“It was about a year after I hit Johnny Hale in the face that I left St Cyprian’s for ever. It was the end of a winter term. With a sense of coming out from darkness into sunlight I put on my Old Boy’s tie as we dressed for the journey. I well remember the feeling of emancipation, as though the tie had been at once a badge of manhood and an amulet against Flip’s voice and Sambo’s cane. I was escaping from bondage. It was not that I expected, or even intended, to be any more successful at a public school than I had been at St Cyprian’s. But still, I was escaping. I knew that at a public school there would be more privacy, more neglect, more chance to be idle and self-indulgent and degenerate. For years I had been resolved — unconsciously at first, but consciously later on — that when once my scholarship was won I would ‘slack off’ and cram no longer. This resolve, by the way, was so fully carried out that between the ages of thirteen and twenty-two or three I hardly ever did a stroke of avoidable work…
I base these generalizations on what I can recall of my own childhood out look. Treacherous though memory is, it seems to me the chief means we have of discovering how a child’s mind works. Only by resurrecting our own memories can we realize how incredibly distorted is the child’s vision of the world. Consider this, for example. How would St Cyprian’s appear to me now, if I could go back, at my present age, and see it as it was in 1915? What should I think of Sambo and Flip, those terrible, all-powerful monsters? I should see them as a couple of silly, shallow, ineffectual people, eagerly clambering up a social ladder which any thinking person could see to be on the point of collapse. I would no more be frightened of them than I would be frightened of a dormouse. Moreover, in those days they seemed to me fantastically old, whereas — though of this I am not certain — I imagine they must have been somewhat younger than I am now…

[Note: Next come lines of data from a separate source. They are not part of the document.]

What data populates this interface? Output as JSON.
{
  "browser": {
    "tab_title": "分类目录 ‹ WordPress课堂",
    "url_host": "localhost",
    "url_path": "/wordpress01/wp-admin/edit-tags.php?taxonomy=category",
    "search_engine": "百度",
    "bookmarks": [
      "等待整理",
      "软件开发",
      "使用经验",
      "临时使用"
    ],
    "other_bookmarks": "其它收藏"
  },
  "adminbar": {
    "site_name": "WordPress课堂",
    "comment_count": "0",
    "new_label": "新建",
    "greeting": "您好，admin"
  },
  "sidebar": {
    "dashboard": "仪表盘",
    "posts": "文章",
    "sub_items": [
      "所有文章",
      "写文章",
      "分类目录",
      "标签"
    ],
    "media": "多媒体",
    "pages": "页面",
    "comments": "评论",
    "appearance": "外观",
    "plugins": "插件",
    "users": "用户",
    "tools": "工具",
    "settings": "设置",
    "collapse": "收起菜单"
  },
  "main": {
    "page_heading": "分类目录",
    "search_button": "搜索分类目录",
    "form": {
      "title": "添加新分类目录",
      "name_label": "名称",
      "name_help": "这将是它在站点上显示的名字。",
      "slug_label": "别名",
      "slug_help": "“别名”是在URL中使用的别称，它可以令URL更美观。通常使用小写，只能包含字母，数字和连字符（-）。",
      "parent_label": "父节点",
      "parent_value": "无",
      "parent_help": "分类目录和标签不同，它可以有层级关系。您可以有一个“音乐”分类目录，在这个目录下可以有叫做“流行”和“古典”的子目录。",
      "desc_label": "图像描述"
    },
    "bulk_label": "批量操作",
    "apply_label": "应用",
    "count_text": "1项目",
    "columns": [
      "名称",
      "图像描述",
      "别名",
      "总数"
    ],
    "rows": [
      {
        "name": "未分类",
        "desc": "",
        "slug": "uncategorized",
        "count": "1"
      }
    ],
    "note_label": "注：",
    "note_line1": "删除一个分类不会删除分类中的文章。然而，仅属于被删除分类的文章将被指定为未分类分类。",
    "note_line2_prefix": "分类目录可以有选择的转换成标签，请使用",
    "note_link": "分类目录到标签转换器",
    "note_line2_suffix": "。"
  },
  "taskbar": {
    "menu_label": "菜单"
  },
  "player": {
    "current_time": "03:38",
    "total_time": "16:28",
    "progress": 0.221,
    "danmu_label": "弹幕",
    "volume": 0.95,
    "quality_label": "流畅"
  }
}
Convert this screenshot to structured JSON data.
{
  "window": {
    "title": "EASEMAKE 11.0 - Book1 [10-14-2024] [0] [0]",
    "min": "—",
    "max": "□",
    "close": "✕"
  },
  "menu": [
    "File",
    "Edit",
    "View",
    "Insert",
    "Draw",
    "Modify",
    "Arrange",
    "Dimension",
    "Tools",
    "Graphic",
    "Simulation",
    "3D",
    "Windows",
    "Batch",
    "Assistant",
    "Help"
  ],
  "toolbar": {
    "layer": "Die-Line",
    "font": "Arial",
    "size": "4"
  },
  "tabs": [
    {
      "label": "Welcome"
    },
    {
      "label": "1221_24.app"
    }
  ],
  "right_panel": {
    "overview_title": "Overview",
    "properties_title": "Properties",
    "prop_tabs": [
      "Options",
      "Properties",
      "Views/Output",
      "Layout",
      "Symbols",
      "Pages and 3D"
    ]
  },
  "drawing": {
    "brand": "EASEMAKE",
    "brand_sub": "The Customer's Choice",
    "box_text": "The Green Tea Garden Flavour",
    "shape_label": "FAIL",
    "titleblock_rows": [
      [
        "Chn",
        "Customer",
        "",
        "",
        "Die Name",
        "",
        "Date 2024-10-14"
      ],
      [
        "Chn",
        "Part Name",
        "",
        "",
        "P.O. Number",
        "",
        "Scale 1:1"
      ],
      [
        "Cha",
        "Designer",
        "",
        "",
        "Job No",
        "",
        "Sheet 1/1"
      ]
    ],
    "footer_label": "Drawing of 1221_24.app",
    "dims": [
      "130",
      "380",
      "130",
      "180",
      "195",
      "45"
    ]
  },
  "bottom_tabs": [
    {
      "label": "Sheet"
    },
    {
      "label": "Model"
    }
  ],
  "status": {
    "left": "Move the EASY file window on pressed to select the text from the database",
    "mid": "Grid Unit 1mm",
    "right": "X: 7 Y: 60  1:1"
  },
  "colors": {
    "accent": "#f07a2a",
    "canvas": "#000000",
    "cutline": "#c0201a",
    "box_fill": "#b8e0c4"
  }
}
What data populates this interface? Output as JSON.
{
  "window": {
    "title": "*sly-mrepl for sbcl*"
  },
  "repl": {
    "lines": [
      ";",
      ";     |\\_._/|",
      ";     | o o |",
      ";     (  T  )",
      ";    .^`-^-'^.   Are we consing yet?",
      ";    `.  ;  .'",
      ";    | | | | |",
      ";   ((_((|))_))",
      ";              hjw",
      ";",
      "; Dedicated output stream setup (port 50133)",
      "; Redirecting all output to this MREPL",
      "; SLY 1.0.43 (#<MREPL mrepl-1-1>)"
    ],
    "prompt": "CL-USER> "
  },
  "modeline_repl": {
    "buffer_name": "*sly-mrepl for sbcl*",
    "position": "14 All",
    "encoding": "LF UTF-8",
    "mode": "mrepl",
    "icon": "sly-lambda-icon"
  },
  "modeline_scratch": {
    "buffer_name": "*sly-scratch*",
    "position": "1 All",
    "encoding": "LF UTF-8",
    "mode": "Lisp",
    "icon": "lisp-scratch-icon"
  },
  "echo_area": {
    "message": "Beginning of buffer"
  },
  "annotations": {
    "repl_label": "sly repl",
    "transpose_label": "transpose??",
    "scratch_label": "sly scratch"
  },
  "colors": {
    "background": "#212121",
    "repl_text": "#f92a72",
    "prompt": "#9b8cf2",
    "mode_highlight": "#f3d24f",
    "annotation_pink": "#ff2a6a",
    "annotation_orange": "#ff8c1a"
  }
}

I have never been back to St Cyprian’s. Reunions, old boys’ dinners and such-like leave me something more than cold, even when my memories are friendly. I have never even been down to Eton, where I was relatively happy, though I did once pass through it in 1933 and noted with interest that nothing seemed to have changed, except that the shops now sold radios. As for St Cyprian’s, for years I loathed its very name so deeply that I could not view it with enough detachment to see the significance of the things that happened to me there… And if I went inside and smelt again the inky, dusty smell of the big schoolroom, the rosiny smell of the chapel, the stagnant smell of the swimming bath and the cold reek of the lavatories, I think I should only feel what one invariably feels in revisiting any scene of childhood: How small everything has grown… Now, however, the place is out of my system for good. Its magic works no longer, and I have not even enough animosity left to make me hope that Flip and Sambo are dead or that the story of the school being burnt down was true.”

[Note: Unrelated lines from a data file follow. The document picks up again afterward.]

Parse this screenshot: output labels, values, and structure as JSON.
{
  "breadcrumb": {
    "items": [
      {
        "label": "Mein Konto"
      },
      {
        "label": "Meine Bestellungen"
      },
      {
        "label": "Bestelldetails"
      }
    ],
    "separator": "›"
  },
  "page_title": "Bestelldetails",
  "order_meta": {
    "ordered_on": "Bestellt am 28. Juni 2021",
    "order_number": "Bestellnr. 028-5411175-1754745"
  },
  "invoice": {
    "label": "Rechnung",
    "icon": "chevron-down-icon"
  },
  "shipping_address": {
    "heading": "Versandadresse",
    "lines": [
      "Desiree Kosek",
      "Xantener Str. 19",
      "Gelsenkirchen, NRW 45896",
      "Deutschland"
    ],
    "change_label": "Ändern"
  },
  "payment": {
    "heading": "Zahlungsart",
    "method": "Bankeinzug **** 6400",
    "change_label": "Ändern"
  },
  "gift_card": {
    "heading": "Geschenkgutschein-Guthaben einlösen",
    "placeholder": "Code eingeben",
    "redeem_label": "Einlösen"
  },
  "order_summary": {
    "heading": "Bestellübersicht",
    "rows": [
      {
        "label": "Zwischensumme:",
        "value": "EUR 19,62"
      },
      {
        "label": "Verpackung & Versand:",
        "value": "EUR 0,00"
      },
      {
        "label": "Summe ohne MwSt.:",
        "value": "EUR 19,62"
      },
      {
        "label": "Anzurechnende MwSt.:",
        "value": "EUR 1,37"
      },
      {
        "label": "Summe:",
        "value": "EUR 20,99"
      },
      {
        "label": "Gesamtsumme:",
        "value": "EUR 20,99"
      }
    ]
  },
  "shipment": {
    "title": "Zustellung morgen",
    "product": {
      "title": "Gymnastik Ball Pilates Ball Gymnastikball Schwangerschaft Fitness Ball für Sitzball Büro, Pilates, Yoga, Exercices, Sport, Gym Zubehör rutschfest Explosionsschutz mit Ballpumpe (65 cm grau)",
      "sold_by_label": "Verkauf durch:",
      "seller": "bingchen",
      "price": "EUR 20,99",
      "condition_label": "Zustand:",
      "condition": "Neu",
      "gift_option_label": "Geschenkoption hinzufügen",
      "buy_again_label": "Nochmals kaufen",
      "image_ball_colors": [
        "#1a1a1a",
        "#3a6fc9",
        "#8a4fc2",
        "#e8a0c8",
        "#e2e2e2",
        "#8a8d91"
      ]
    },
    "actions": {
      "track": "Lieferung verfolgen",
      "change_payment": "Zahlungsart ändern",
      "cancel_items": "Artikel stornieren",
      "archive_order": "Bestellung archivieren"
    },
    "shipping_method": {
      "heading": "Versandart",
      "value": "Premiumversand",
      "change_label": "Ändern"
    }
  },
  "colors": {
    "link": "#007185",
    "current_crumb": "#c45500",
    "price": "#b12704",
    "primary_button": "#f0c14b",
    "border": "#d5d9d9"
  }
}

Pulled from the ending of George Orwell’s essay “Such, Such Were the Joys,” first published in 1952 in the Partisan Review. It’s thought he wrote the essay a few years prior, sometime in early 1947, just before he started working on Nineteen Eighty-Four. There’s a lot of gold in the essay, but I especially like that understated, forgiving note on which he ends.
There’s more like this:

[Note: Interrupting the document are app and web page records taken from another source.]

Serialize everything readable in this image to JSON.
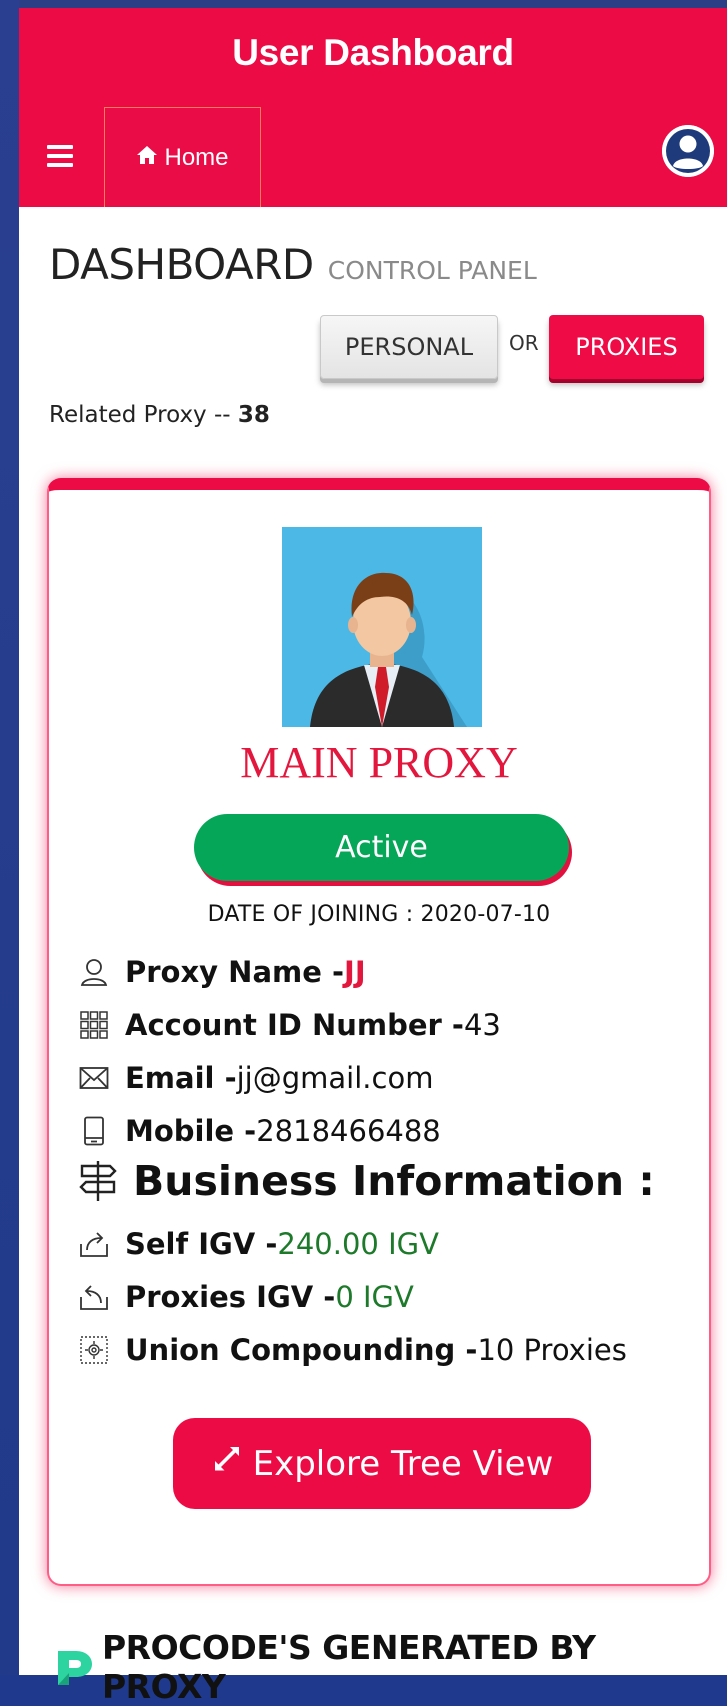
{
  "header": {
    "title": "User Dashboard",
    "menu_icon": "hamburger-icon",
    "home_icon": "home-icon",
    "home_label": "Home",
    "avatar_icon": "user-avatar-icon"
  },
  "page": {
    "title": "DASHBOARD",
    "subtitle": "CONTROL PANEL",
    "personal_label": "PERSONAL",
    "or_label": "OR",
    "proxies_label": "PROXIES",
    "related_label": "Related Proxy -- ",
    "related_count": "38"
  },
  "card": {
    "title": "MAIN PROXY",
    "status": "Active",
    "joining": "DATE OF JOINING : 2020-07-10",
    "proxy_name_label": "Proxy Name - ",
    "proxy_name": "JJ",
    "account_label": "Account ID Number - ",
    "account_id": "43",
    "email_label": "Email - ",
    "email": "jj@gmail.com",
    "mobile_label": "Mobile - ",
    "mobile": "2818466488",
    "business_heading": "Business Information :",
    "self_igv_label": "Self IGV - ",
    "self_igv": "240.00 IGV",
    "proxies_igv_label": "Proxies IGV - ",
    "proxies_igv": "0 IGV",
    "union_label": "Union Compounding - ",
    "union_value": "10 Proxies",
    "explore_label": "Explore Tree View"
  },
  "footer": {
    "text": "PROCODE'S GENERATED BY PROXY"
  },
  "colors": {
    "brand": "#ec0b45",
    "active": "#05a657",
    "value_green": "#1d7a2a",
    "background_blue": "#243f94"
  }
}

- Julian Barnes assesses his memory of childhood friends
- Donna Tart on the immense power of a teacher who believes in you
- Orwell’s biographer, Christopher Hitchens discusses his mom